159. The fissure and the "modalities"16


The origin and dominance of the "modalities" are even more questionworthy than the interpretation of beings in terms of ἰδέα, specifically in the way this interpretation has entrenched itself in the course of the history of philosophy and has become, so to speak, a "stockpile of problems," ones objectively present in themselves.

For this provenance, what is important is the priority of "actuality" (cf. also existentia as what preeminently stands in distinction to essentia): actuality as ἐνέργεια, with possibility and necessity as—so to speak—its two horns.

Yet ἐνέργεια is genuinely grasped out of the undeveloped φύσις that is analyzed as beingness in the light of μεταβολή. Why μεταβολή? Because, for the anticipatory retention of constancy and presence, μεταβολή (preeminently as φορά) is the counter-appearance as such and thereby is that which allows, out of itself interpreted as an other, a coming back to οὐσία. Here lies the core of Aristotle's "ontology."



159. The fissure


One essential fissure is being in its bending back (a capacity, but not as possibility, which has always been thought hitherto in terms of beings as objectively present).

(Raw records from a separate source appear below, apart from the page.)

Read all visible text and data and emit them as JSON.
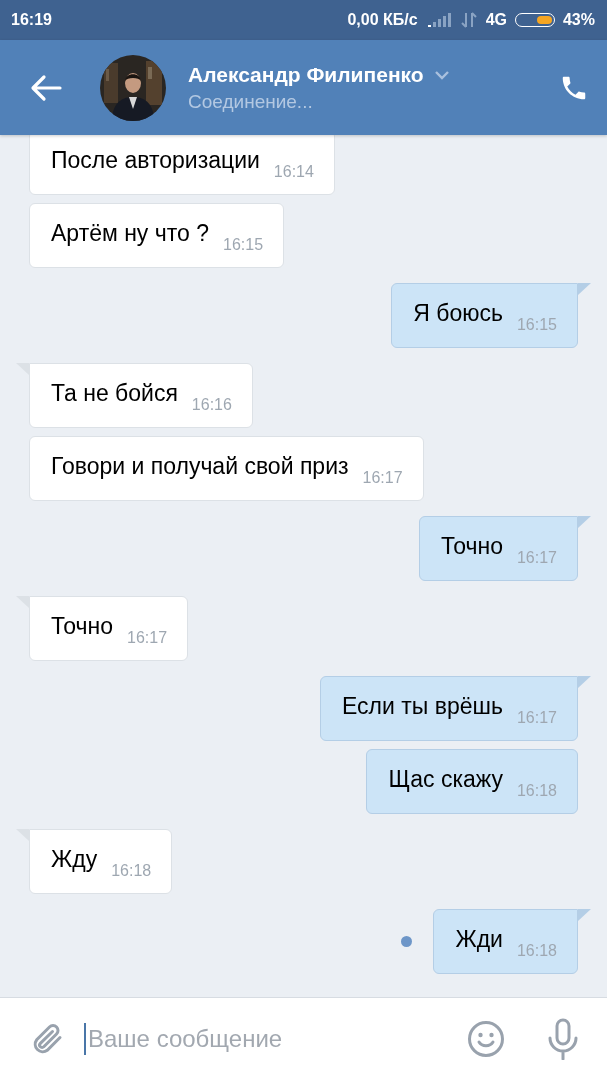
{
  "status_bar": {
    "time": "16:19",
    "speed": "0,00 КБ/с",
    "network": "4G",
    "battery": {
      "level": 0.43
    },
    "battery_text": "43%"
  },
  "header": {
    "name": "Александр Филипенко",
    "subtitle": "Соединение..."
  },
  "messages": [
    {
      "kind": "incoming",
      "text": "После авторизации",
      "time": "16:14",
      "unread": false
    },
    {
      "kind": "incoming",
      "text": "Артём ну что ?",
      "time": "16:15",
      "unread": false
    },
    {
      "kind": "outgoing",
      "text": "Я боюсь",
      "time": "16:15",
      "unread": false
    },
    {
      "kind": "incoming",
      "text": "Та не бойся",
      "time": "16:16",
      "unread": false
    },
    {
      "kind": "incoming",
      "text": "Говори и получай свой приз",
      "time": "16:17",
      "unread": false
    },
    {
      "kind": "outgoing",
      "text": "Точно",
      "time": "16:17",
      "unread": false
    },
    {
      "kind": "incoming",
      "text": "Точно",
      "time": "16:17",
      "unread": false
    },
    {
      "kind": "outgoing",
      "text": "Если ты врёшь",
      "time": "16:17",
      "unread": false
    },
    {
      "kind": "outgoing",
      "text": "Щас скажу",
      "time": "16:18",
      "unread": false
    },
    {
      "kind": "incoming",
      "text": "Жду",
      "time": "16:18",
      "unread": false
    },
    {
      "kind": "outgoing",
      "text": "Жди",
      "time": "16:18",
      "unread": true
    }
  ],
  "composer": {
    "placeholder": "Ваше сообщение"
  }
}
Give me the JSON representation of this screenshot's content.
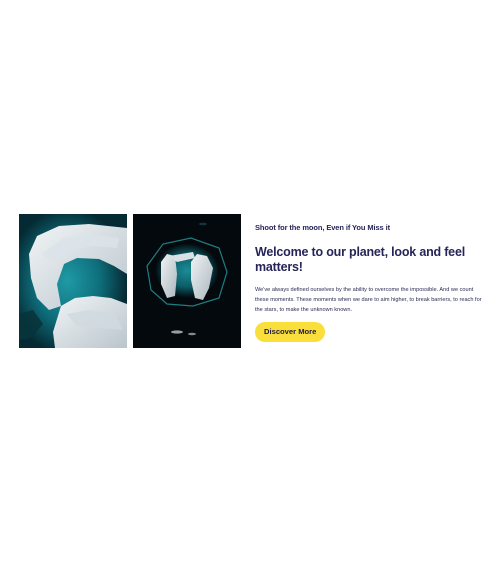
{
  "feature": {
    "eyebrow": "Shoot for the moon, Even if You Miss it",
    "headline": "Welcome to our planet, look and feel matters!",
    "body": "We've always defined ourselves by the ability to overcome the impossible. And we count these moments. These moments when we dare to aim higher, to break barriers, to reach for the stars, to make the unknown known.",
    "cta_label": "Discover More",
    "accent_color": "#f9de3c",
    "text_color": "#272458"
  },
  "gallery": {
    "images": [
      {
        "name": "iceberg-aerial-photo-1"
      },
      {
        "name": "iceberg-aerial-photo-2"
      }
    ]
  }
}
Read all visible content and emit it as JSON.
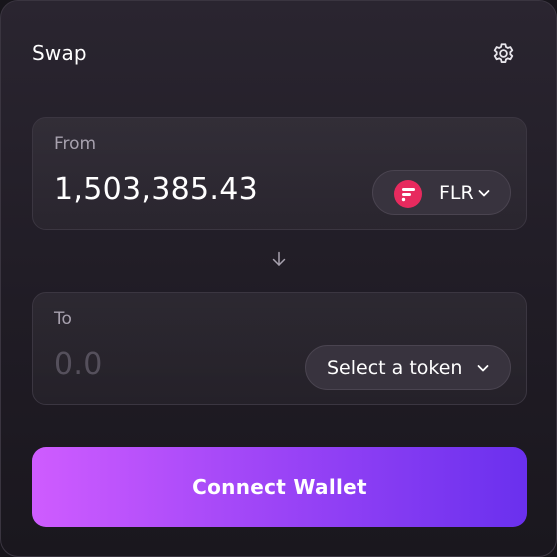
{
  "header": {
    "title": "Swap",
    "settings_icon": "gear-icon"
  },
  "from": {
    "label": "From",
    "amount": "1,503,385.43",
    "token": {
      "symbol": "FLR",
      "logo_icon": "flare-logo-icon",
      "logo_color": "#e72a5e"
    }
  },
  "direction_icon": "arrow-down-icon",
  "to": {
    "label": "To",
    "amount_placeholder": "0.0",
    "select_label": "Select a token"
  },
  "connect_button": {
    "label": "Connect Wallet",
    "gradient_start": "#cf5cff",
    "gradient_end": "#6a30ee"
  }
}
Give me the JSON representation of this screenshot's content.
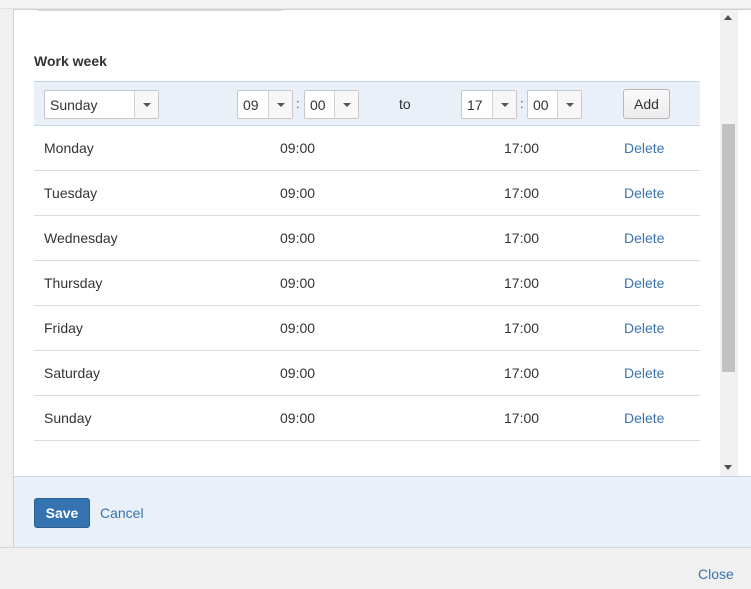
{
  "section_title": "Work week",
  "add_row": {
    "day_select": "Sunday",
    "from_hour": "09",
    "from_minute": "00",
    "separator": ":",
    "to_label": "to",
    "to_hour": "17",
    "to_minute": "00",
    "add_label": "Add"
  },
  "rows": [
    {
      "day": "Monday",
      "start": "09:00",
      "end": "17:00",
      "action": "Delete"
    },
    {
      "day": "Tuesday",
      "start": "09:00",
      "end": "17:00",
      "action": "Delete"
    },
    {
      "day": "Wednesday",
      "start": "09:00",
      "end": "17:00",
      "action": "Delete"
    },
    {
      "day": "Thursday",
      "start": "09:00",
      "end": "17:00",
      "action": "Delete"
    },
    {
      "day": "Friday",
      "start": "09:00",
      "end": "17:00",
      "action": "Delete"
    },
    {
      "day": "Saturday",
      "start": "09:00",
      "end": "17:00",
      "action": "Delete"
    },
    {
      "day": "Sunday",
      "start": "09:00",
      "end": "17:00",
      "action": "Delete"
    }
  ],
  "footer": {
    "save_label": "Save",
    "cancel_label": "Cancel"
  },
  "close_label": "Close",
  "colors": {
    "accent": "#3572b0",
    "link": "#3b73af",
    "panel": "#e9f0f8"
  },
  "icons": {
    "dropdown": "chevron-down-icon",
    "scroll_up": "scroll-up-icon",
    "scroll_down": "scroll-down-icon"
  }
}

To split open this fissure and thus unitarily gaping open as mastery, protruding origin. Mastery is—or, to put it better, essentially occurs as—bequest; it is not bequeathed itself, but bequeaths the constant originariness. Wherever beings are transformed out of beyng, i.e., are supposed to be grounded, mastery is necessary.

Mastery is the necessity of what is free toward what is free. Mastery is exercised, and essentially occurs, as the unconditionality in the domain of freedom, and its greatness consists in the fact that it needs no power and thus no violence. Yet it remains more effective than these, although in its own particular type of constancy (the continuity, with apparently long interruptions, of the self-related moments).

Power—the capacity of securing a possession of violent possibilities. As a securing, power is always related to a counter-power and for that reason is never an origin.



16. Cf. Lecture course, Die Frage nach dem Ding: Zu Kants Lehre von den transzendentalen Grundsätzen, winter semester 1935-36 (GA41).